“Graham!” I scream, “They towed the rental car from your building!”
“Wha??? Ma, Oh No! Okay. I’m leaving the gym and coming home.”
“No, don’t come back. Do your workout and just give me the number of your landlady. I’ll call her.”
(Should I tell you the rest? I don’t want to tell you the rest. But I’ve gone this far, so I suppose I must tell you the rest… please don’t judge…)
Graham calls his landlady and I also call his landlady, and she insists to each of us that she hasn’t had the car towed.
And it is when I am talking to her on the phone that a terrible, horrific thought creeps into my mind… If she didn’t call a tow truck, could that possibly mean I’d parked the car behind the wrong building? I could hardly see through the snow… I was in a frantic state… I’m not the great for details at the best of times… so many buildings on the street look similar…
Deciding I must check out this possibility, I battle my way through wind and snow and down the street on a search for an apartment building that I might possibly have confused for Graham’s.
And yup, don’t I see one a few buildings away, with the same brown balconies. I trudge to the back and the parking lot, and yup, there it is… the Dodge Charger, all safe and snug, albeit at the wrong building.
And you know what? All I feel inside on this discovery is profound relief. First there had been the kettle meltage and then the Café Mocha spillage, and now, the rental car debacle. So it’s three for three, with bad things coming in, that is.
The next day, although the weather settles, I rejig my plans and return the rental car, paying $100 for the privilege of parking it overnight and having my son question my mental state.
Lesson learned. Next time I go to Waterloo and there’s a snowstorm, travel by bus.
FYI, I end up parking myself in Toronto until Sunday, spending bonus time with my sons, and even managing to find the right moment to have that serious mom talk with Graham and pin Cary down (ever so slightly) for corroboration on his future plans.

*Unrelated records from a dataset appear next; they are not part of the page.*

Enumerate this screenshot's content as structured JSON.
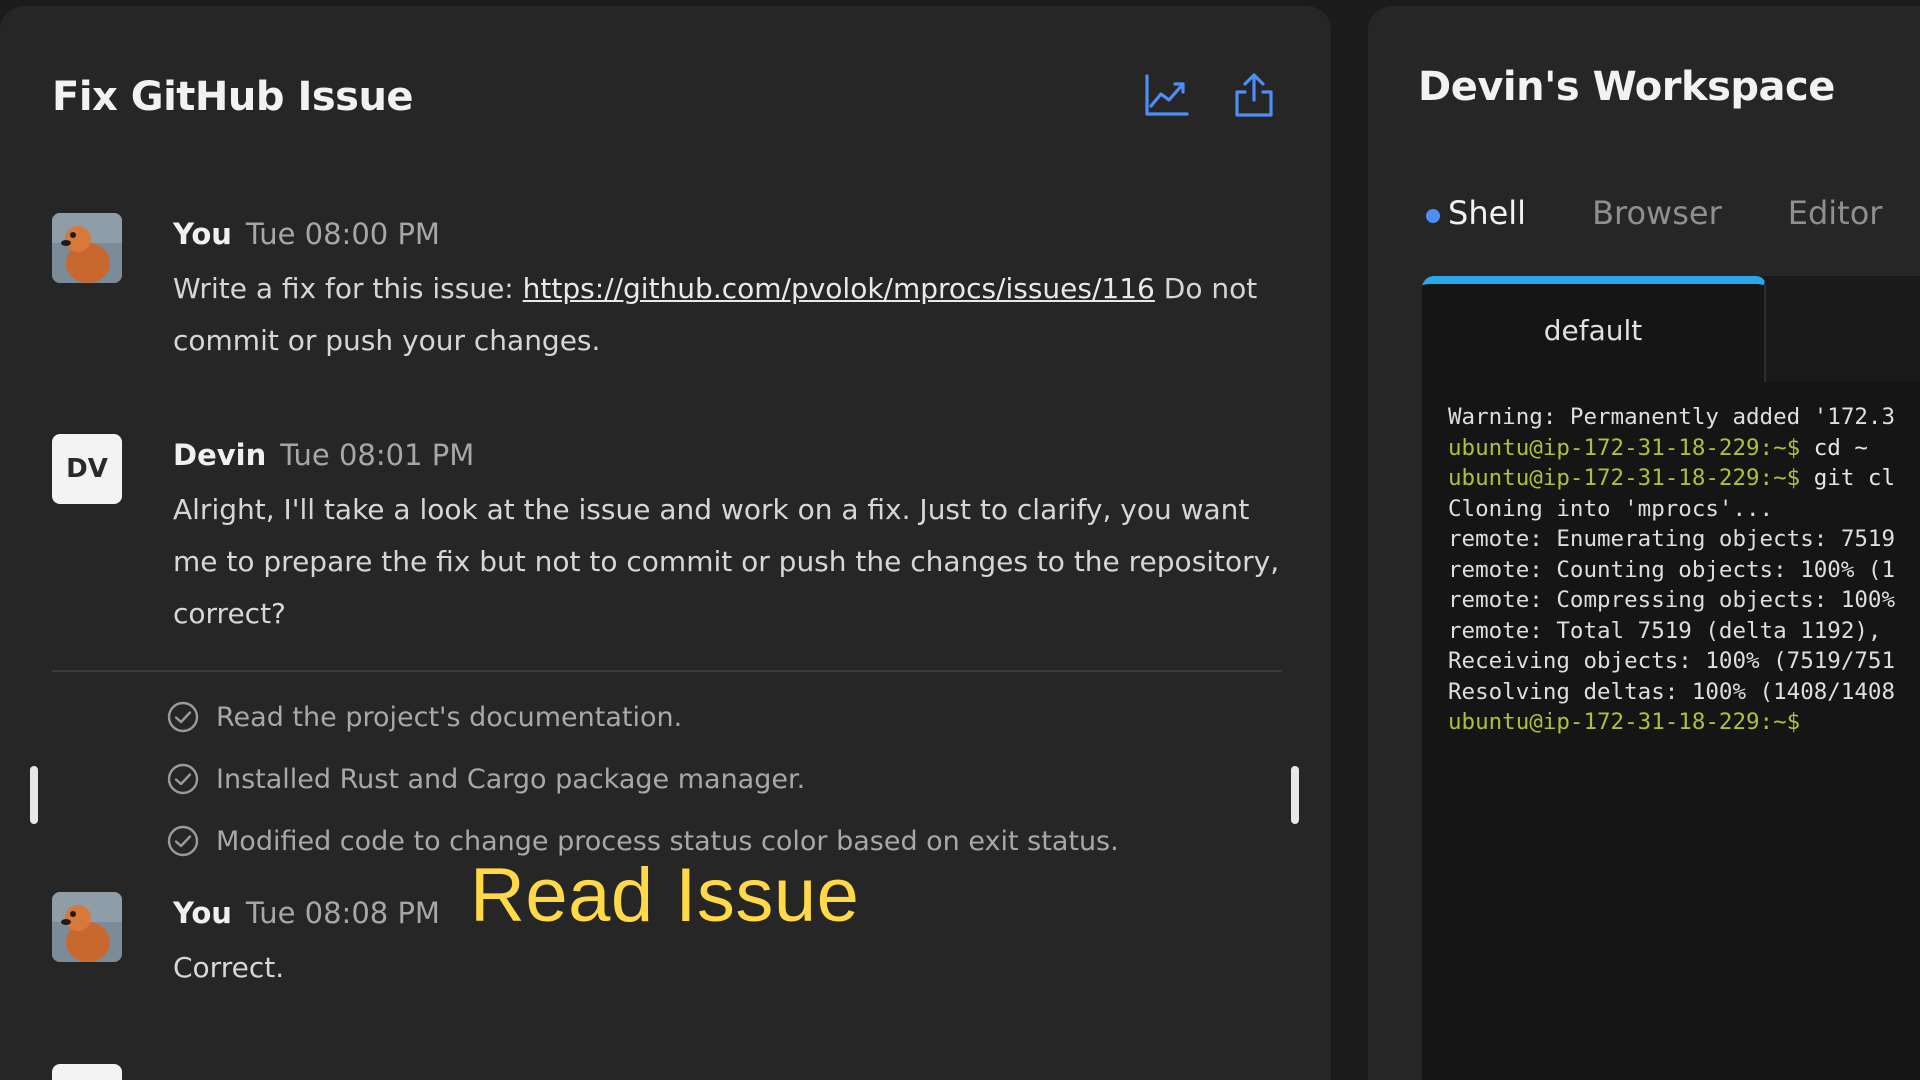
{
  "chat": {
    "title": "Fix GitHub Issue",
    "header_icons": [
      "chart-icon",
      "share-icon"
    ],
    "messages": [
      {
        "author": "You",
        "time": "Tue 08:00 PM",
        "avatar": "user-avatar",
        "text_before": "Write a fix for this issue: ",
        "link": "https://github.com/pvolok/mprocs/issues/116",
        "text_after": " Do not commit or push your changes."
      },
      {
        "author": "Devin",
        "time": "Tue 08:01 PM",
        "avatar_initials": "DV",
        "text": "Alright, I'll take a look at the issue and work on a fix. Just to clarify, you want me to prepare the fix but not to commit or push the changes to the repository, correct?"
      },
      {
        "author": "You",
        "time": "Tue 08:08 PM",
        "avatar": "user-avatar",
        "text": "Correct."
      }
    ],
    "tasks": [
      "Read the project's documentation.",
      "Installed Rust and Cargo package manager.",
      "Modified code to change process status color based on exit status."
    ]
  },
  "overlay_caption": "Read Issue",
  "workspace": {
    "title": "Devin's Workspace",
    "tabs": [
      "Shell",
      "Browser",
      "Editor"
    ],
    "active_tab": "Shell",
    "terminal": {
      "tab_label": "default",
      "lines": [
        {
          "kind": "text",
          "text": "Warning: Permanently added '172.3"
        },
        {
          "kind": "prompt",
          "prompt": "ubuntu@ip-172-31-18-229:~$",
          "cmd": " cd ~"
        },
        {
          "kind": "prompt",
          "prompt": "ubuntu@ip-172-31-18-229:~$",
          "cmd": " git cl"
        },
        {
          "kind": "text",
          "text": "Cloning into 'mprocs'..."
        },
        {
          "kind": "text",
          "text": "remote: Enumerating objects: 7519"
        },
        {
          "kind": "text",
          "text": "remote: Counting objects: 100% (1"
        },
        {
          "kind": "text",
          "text": "remote: Compressing objects: 100%"
        },
        {
          "kind": "text",
          "text": "remote: Total 7519 (delta 1192),"
        },
        {
          "kind": "text",
          "text": "Receiving objects: 100% (7519/751"
        },
        {
          "kind": "text",
          "text": "Resolving deltas: 100% (1408/1408"
        },
        {
          "kind": "prompt",
          "prompt": "ubuntu@ip-172-31-18-229:~$",
          "cmd": ""
        }
      ]
    }
  },
  "colors": {
    "accent_blue": "#29a7ea",
    "tab_dot": "#4d8ef8",
    "prompt_green": "#a9c23c",
    "caption_yellow": "#ffd948"
  }
}
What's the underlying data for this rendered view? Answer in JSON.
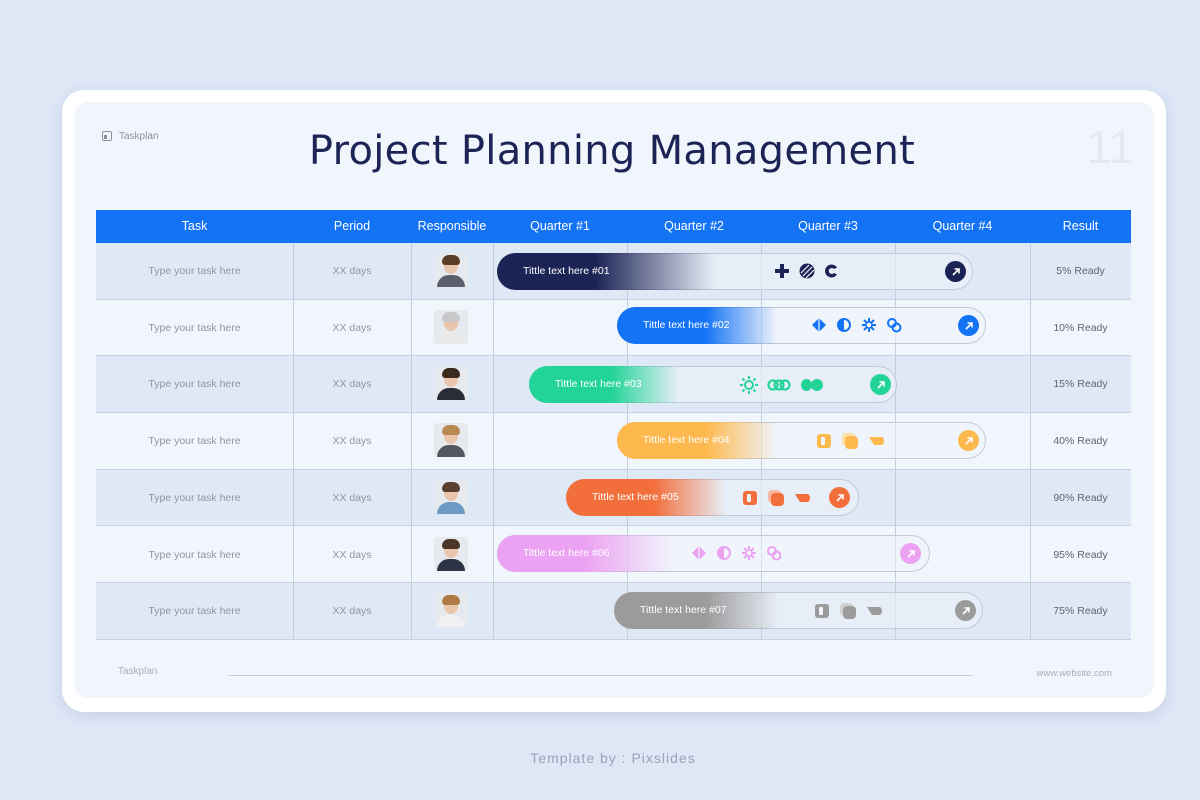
{
  "brand": {
    "name": "Taskplan"
  },
  "title": "Project Planning Management",
  "page_number": "11",
  "columns": [
    "Task",
    "Period",
    "Responsible",
    "Quarter #1",
    "Quarter #2",
    "Quarter #3",
    "Quarter #4",
    "Result"
  ],
  "rows": [
    {
      "task": "Type your task here",
      "period": "XX days",
      "bar": "Tittle text here #01",
      "result": "5% Ready"
    },
    {
      "task": "Type your task here",
      "period": "XX days",
      "bar": "Tittle text here #02",
      "result": "10% Ready"
    },
    {
      "task": "Type your task here",
      "period": "XX days",
      "bar": "Tittle text here #03",
      "result": "15% Ready"
    },
    {
      "task": "Type your task here",
      "period": "XX days",
      "bar": "Tittle text here #04",
      "result": "40% Ready"
    },
    {
      "task": "Type your task here",
      "period": "XX days",
      "bar": "Tittle text here #05",
      "result": "90% Ready"
    },
    {
      "task": "Type your task here",
      "period": "XX days",
      "bar": "Tittle text here #06",
      "result": "95% Ready"
    },
    {
      "task": "Type your task here",
      "period": "XX days",
      "bar": "Tittle text here #07",
      "result": "75% Ready"
    }
  ],
  "bar_colors": [
    "#1c2456",
    "#1473f5",
    "#23d498",
    "#fdb94d",
    "#f26f3c",
    "#eca2f2",
    "#9b9b9b"
  ],
  "footer": {
    "left": "Taskplan",
    "right": "www.website.com"
  },
  "credit": "Template by : Pixslides"
}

There are no further Toronto debacles, and I finally make it to Waterloo by bus. In less than 24 hous, I squish in fast and furious visits with a buncha friends and my brother, even fitting in a Sunday evening band practice. Monday morning, after a great sleep on my brother’s pull out couch and one last (quick) friend visit, I am on way to the airport for the flight to Quebec City.
As for my weird Christmas… I’m thinking this year I might be a bit of a Dodge Charger myself, my back end jigging and jagging here and there. Pretty sure in due time, I will wrestle back control of the wheel.
Until then… Adapt. Embrace. And just get on the plane, damn it.
Deuxième partie, à poursuivre en français. Jusque-là, Joyeux Noël.
And now, for your visual entertainment… let’s start in Toronto…
Graham Cary Mama
Myra, Cary, Graham, Andi, Sara Warren in Bali
Goofy movie time…
And in Waterloo… quickie visits with…
Michael and me Susan and me
Sabine, me, Heather, Ginette, Megan Hillary and me
Band practice… (Thanks for videotaping Jen!)
And one more… just cuz…